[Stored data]
________

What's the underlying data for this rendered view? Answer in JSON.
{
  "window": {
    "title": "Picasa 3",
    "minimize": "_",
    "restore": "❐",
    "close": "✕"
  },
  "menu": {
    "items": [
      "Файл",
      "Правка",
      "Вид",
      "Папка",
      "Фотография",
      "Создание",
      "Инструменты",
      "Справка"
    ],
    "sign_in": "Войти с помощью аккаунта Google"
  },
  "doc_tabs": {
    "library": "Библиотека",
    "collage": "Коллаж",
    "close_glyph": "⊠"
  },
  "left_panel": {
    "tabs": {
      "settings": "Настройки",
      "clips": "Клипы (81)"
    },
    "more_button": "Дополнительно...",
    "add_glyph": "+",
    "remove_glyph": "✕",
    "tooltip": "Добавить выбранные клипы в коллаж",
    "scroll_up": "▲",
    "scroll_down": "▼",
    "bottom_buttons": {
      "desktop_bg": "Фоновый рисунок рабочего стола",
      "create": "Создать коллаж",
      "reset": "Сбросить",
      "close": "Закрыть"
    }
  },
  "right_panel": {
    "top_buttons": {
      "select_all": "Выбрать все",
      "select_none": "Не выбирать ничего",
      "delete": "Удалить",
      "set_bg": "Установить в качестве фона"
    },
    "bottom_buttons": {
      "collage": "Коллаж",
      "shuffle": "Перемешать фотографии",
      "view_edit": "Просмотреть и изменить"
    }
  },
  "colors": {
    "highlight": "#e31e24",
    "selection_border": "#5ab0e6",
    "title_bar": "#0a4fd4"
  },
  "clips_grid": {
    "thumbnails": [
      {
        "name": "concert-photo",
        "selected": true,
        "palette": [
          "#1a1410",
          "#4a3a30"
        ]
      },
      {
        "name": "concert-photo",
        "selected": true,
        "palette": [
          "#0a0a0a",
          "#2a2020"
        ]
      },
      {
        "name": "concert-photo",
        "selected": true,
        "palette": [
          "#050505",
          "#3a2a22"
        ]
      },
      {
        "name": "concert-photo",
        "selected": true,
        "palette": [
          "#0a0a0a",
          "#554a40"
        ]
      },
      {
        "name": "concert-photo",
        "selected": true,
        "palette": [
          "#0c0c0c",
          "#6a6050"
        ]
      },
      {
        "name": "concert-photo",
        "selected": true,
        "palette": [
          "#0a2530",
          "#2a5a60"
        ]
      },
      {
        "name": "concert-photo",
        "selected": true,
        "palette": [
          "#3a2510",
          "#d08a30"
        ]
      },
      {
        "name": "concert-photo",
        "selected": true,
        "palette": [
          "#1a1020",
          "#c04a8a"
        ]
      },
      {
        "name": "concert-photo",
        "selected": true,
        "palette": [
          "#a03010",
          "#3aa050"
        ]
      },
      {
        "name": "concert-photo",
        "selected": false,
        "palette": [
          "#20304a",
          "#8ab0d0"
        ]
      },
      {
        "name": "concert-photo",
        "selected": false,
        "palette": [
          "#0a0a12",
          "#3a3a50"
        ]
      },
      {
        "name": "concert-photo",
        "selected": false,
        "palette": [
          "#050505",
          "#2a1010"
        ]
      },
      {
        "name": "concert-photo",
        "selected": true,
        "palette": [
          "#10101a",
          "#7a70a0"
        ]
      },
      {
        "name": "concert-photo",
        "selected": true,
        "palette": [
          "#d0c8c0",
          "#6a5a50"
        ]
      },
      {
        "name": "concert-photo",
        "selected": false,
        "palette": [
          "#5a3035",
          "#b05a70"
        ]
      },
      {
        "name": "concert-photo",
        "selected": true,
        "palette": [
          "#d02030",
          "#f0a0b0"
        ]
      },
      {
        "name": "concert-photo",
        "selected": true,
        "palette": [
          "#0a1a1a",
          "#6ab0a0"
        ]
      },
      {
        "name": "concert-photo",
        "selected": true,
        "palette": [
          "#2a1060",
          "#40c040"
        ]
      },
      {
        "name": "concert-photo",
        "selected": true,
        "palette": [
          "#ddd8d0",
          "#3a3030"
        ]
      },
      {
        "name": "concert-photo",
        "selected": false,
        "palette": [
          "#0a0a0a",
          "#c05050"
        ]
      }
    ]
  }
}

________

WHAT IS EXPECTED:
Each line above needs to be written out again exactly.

RESPONSE TO THE EXERCISE:
What's the underlying data for this rendered view? Answer in JSON.
{
  "window": {
    "title": "Picasa 3",
    "minimize": "_",
    "restore": "❐",
    "close": "✕"
  },
  "menu": {
    "items": [
      "Файл",
      "Правка",
      "Вид",
      "Папка",
      "Фотография",
      "Создание",
      "Инструменты",
      "Справка"
    ],
    "sign_in": "Войти с помощью аккаунта Google"
  },
  "doc_tabs": {
    "library": "Библиотека",
    "collage": "Коллаж",
    "close_glyph": "⊠"
  },
  "left_panel": {
    "tabs": {
      "settings": "Настройки",
      "clips": "Клипы (81)"
    },
    "more_button": "Дополнительно...",
    "add_glyph": "+",
    "remove_glyph": "✕",
    "tooltip": "Добавить выбранные клипы в коллаж",
    "scroll_up": "▲",
    "scroll_down": "▼",
    "bottom_buttons": {
      "desktop_bg": "Фоновый рисунок рабочего стола",
      "create": "Создать коллаж",
      "reset": "Сбросить",
      "close": "Закрыть"
    }
  },
  "right_panel": {
    "top_buttons": {
      "select_all": "Выбрать все",
      "select_none": "Не выбирать ничего",
      "delete": "Удалить",
      "set_bg": "Установить в качестве фона"
    },
    "bottom_buttons": {
      "collage": "Коллаж",
      "shuffle": "Перемешать фотографии",
      "view_edit": "Просмотреть и изменить"
    }
  },
  "colors": {
    "highlight": "#e31e24",
    "selection_border": "#5ab0e6",
    "title_bar": "#0a4fd4"
  },
  "clips_grid": {
    "thumbnails": [
      {
        "name": "concert-photo",
        "selected": true,
        "palette": [
          "#1a1410",
          "#4a3a30"
        ]
      },
      {
        "name": "concert-photo",
        "selected": true,
        "palette": [
          "#0a0a0a",
          "#2a2020"
        ]
      },
      {
        "name": "concert-photo",
        "selected": true,
        "palette": [
          "#050505",
          "#3a2a22"
        ]
      },
      {
        "name": "concert-photo",
        "selected": true,
        "palette": [
          "#0a0a0a",
          "#554a40"
        ]
      },
      {
        "name": "concert-photo",
        "selected": true,
        "palette": [
          "#0c0c0c",
          "#6a6050"
        ]
      },
      {
        "name": "concert-photo",
        "selected": true,
        "palette": [
          "#0a2530",
          "#2a5a60"
        ]
      },
      {
        "name": "concert-photo",
        "selected": true,
        "palette": [
          "#3a2510",
          "#d08a30"
        ]
      },
      {
        "name": "concert-photo",
        "selected": true,
        "palette": [
          "#1a1020",
          "#c04a8a"
        ]
      },
      {
        "name": "concert-photo",
        "selected": true,
        "palette": [
          "#a03010",
          "#3aa050"
        ]
      },
      {
        "name": "concert-photo",
        "selected": false,
        "palette": [
          "#20304a",
          "#8ab0d0"
        ]
      },
      {
        "name": "concert-photo",
        "selected": false,
        "palette": [
          "#0a0a12",
          "#3a3a50"
        ]
      },
      {
        "name": "concert-photo",
        "selected": false,
        "palette": [
          "#050505",
          "#2a1010"
        ]
      },
      {
        "name": "concert-photo",
        "selected": true,
        "palette": [
          "#10101a",
          "#7a70a0"
        ]
      },
      {
        "name": "concert-photo",
        "selected": true,
        "palette": [
          "#d0c8c0",
          "#6a5a50"
        ]
      },
      {
        "name": "concert-photo",
        "selected": false,
        "palette": [
          "#5a3035",
          "#b05a70"
        ]
      },
      {
        "name": "concert-photo",
        "selected": true,
        "palette": [
          "#d02030",
          "#f0a0b0"
        ]
      },
      {
        "name": "concert-photo",
        "selected": true,
        "palette": [
          "#0a1a1a",
          "#6ab0a0"
        ]
      },
      {
        "name": "concert-photo",
        "selected": true,
        "palette": [
          "#2a1060",
          "#40c040"
        ]
      },
      {
        "name": "concert-photo",
        "selected": true,
        "palette": [
          "#ddd8d0",
          "#3a3030"
        ]
      },
      {
        "name": "concert-photo",
        "selected": false,
        "palette": [
          "#0a0a0a",
          "#c05050"
        ]
      }
    ]
  }
}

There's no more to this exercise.